● INSTRUCTIONS TO FOLLOW
From the first line to the last, output the data exactly as it stands, minus its pictures.

Excerpts from an interface dataset:
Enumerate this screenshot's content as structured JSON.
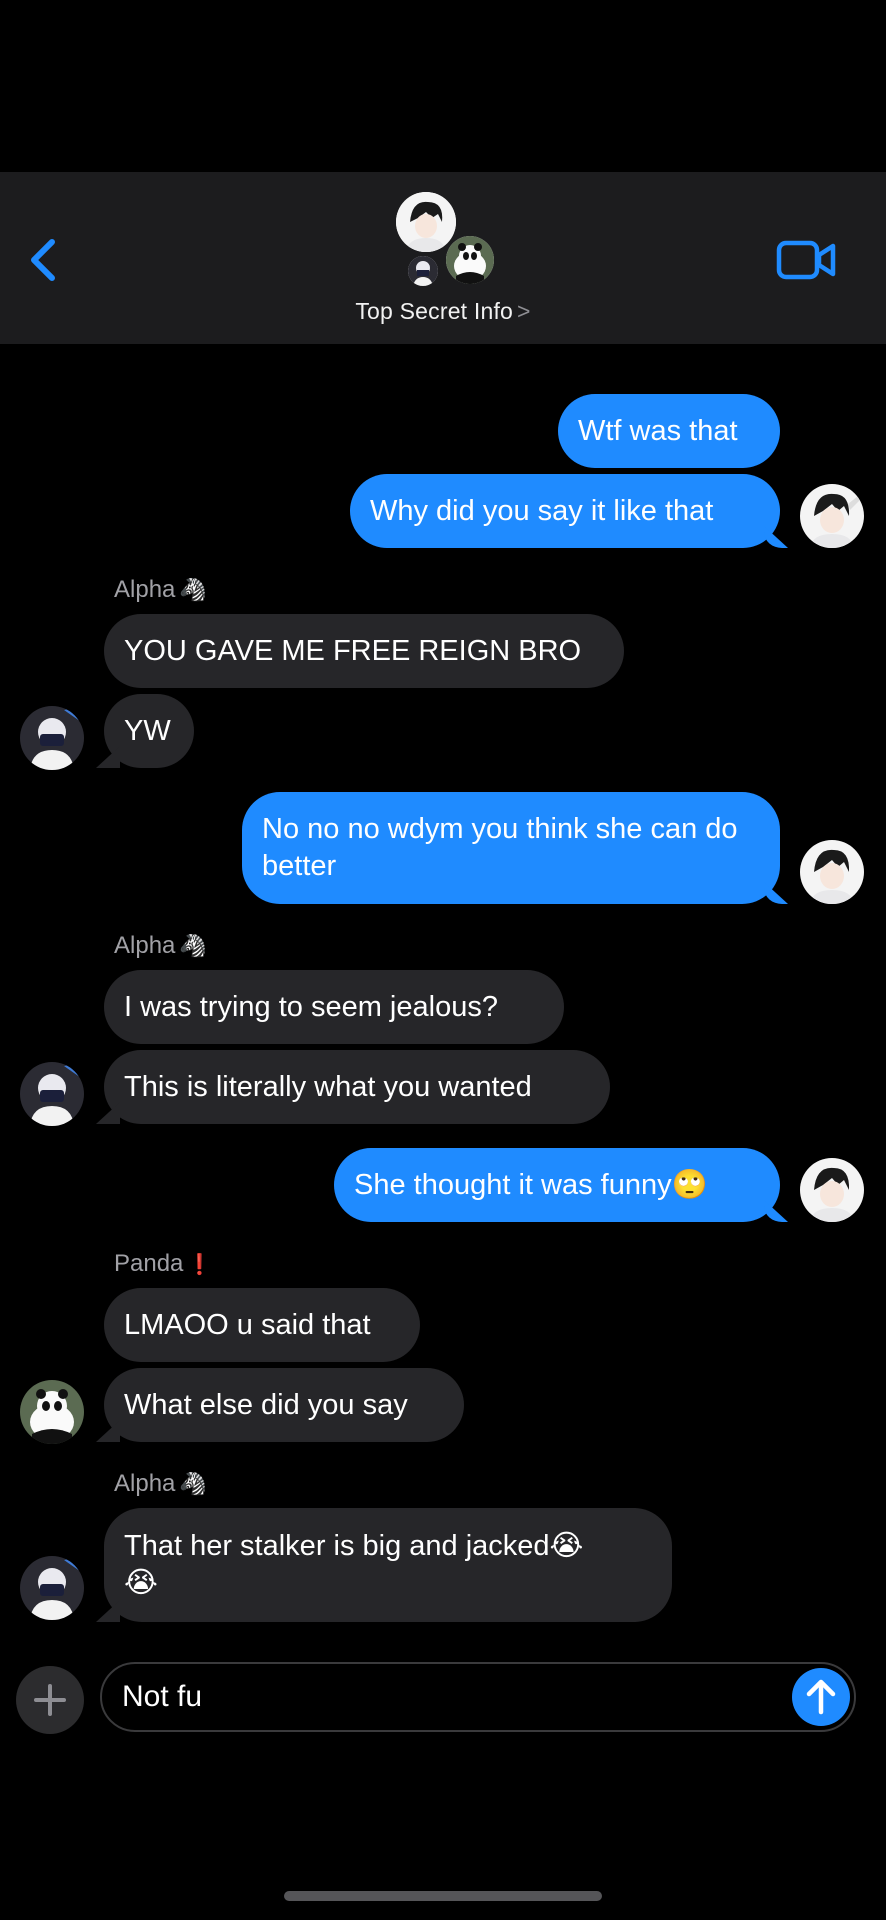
{
  "header": {
    "group_name": "Top Secret Info",
    "chevron": ">",
    "back_icon": "chevron-left-icon",
    "video_icon": "video-camera-icon",
    "accent": "#1f8bff"
  },
  "messages": [
    {
      "direction": "out",
      "text": "Wtf was that"
    },
    {
      "direction": "out",
      "text": "Why did you say it like that"
    },
    {
      "sender": "Alpha",
      "sender_emoji": "🦓",
      "direction": "in",
      "text": "YOU GAVE ME FREE REIGN BRO"
    },
    {
      "direction": "in",
      "text": "YW"
    },
    {
      "direction": "out",
      "text": "No no no wdym you think she can do better"
    },
    {
      "sender": "Alpha",
      "sender_emoji": "🦓",
      "direction": "in",
      "text": "I was trying to seem jealous?"
    },
    {
      "direction": "in",
      "text": "This is literally what you wanted"
    },
    {
      "direction": "out",
      "text": "She thought it was funny🙄"
    },
    {
      "sender": "Panda",
      "sender_emoji": "❗",
      "direction": "in",
      "text": "LMAOO u said that"
    },
    {
      "direction": "in",
      "text": "What else did you say"
    },
    {
      "sender": "Alpha",
      "sender_emoji": "🦓",
      "direction": "in",
      "text": "That her stalker is big and jacked😭 😭"
    }
  ],
  "composer": {
    "value": "Not fu",
    "plus_icon": "plus-icon",
    "send_icon": "arrow-up-icon"
  },
  "colors": {
    "outgoing_bubble": "#1f8bff",
    "incoming_bubble": "#262629",
    "background": "#000000"
  }
}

● THE ANSWER
Enumerate this screenshot's content as structured JSON.
{
  "header": {
    "group_name": "Top Secret Info",
    "chevron": ">",
    "back_icon": "chevron-left-icon",
    "video_icon": "video-camera-icon",
    "accent": "#1f8bff"
  },
  "messages": [
    {
      "direction": "out",
      "text": "Wtf was that"
    },
    {
      "direction": "out",
      "text": "Why did you say it like that"
    },
    {
      "sender": "Alpha",
      "sender_emoji": "🦓",
      "direction": "in",
      "text": "YOU GAVE ME FREE REIGN BRO"
    },
    {
      "direction": "in",
      "text": "YW"
    },
    {
      "direction": "out",
      "text": "No no no wdym you think she can do better"
    },
    {
      "sender": "Alpha",
      "sender_emoji": "🦓",
      "direction": "in",
      "text": "I was trying to seem jealous?"
    },
    {
      "direction": "in",
      "text": "This is literally what you wanted"
    },
    {
      "direction": "out",
      "text": "She thought it was funny🙄"
    },
    {
      "sender": "Panda",
      "sender_emoji": "❗",
      "direction": "in",
      "text": "LMAOO u said that"
    },
    {
      "direction": "in",
      "text": "What else did you say"
    },
    {
      "sender": "Alpha",
      "sender_emoji": "🦓",
      "direction": "in",
      "text": "That her stalker is big and jacked😭 😭"
    }
  ],
  "composer": {
    "value": "Not fu",
    "plus_icon": "plus-icon",
    "send_icon": "arrow-up-icon"
  },
  "colors": {
    "outgoing_bubble": "#1f8bff",
    "incoming_bubble": "#262629",
    "background": "#000000"
  }
}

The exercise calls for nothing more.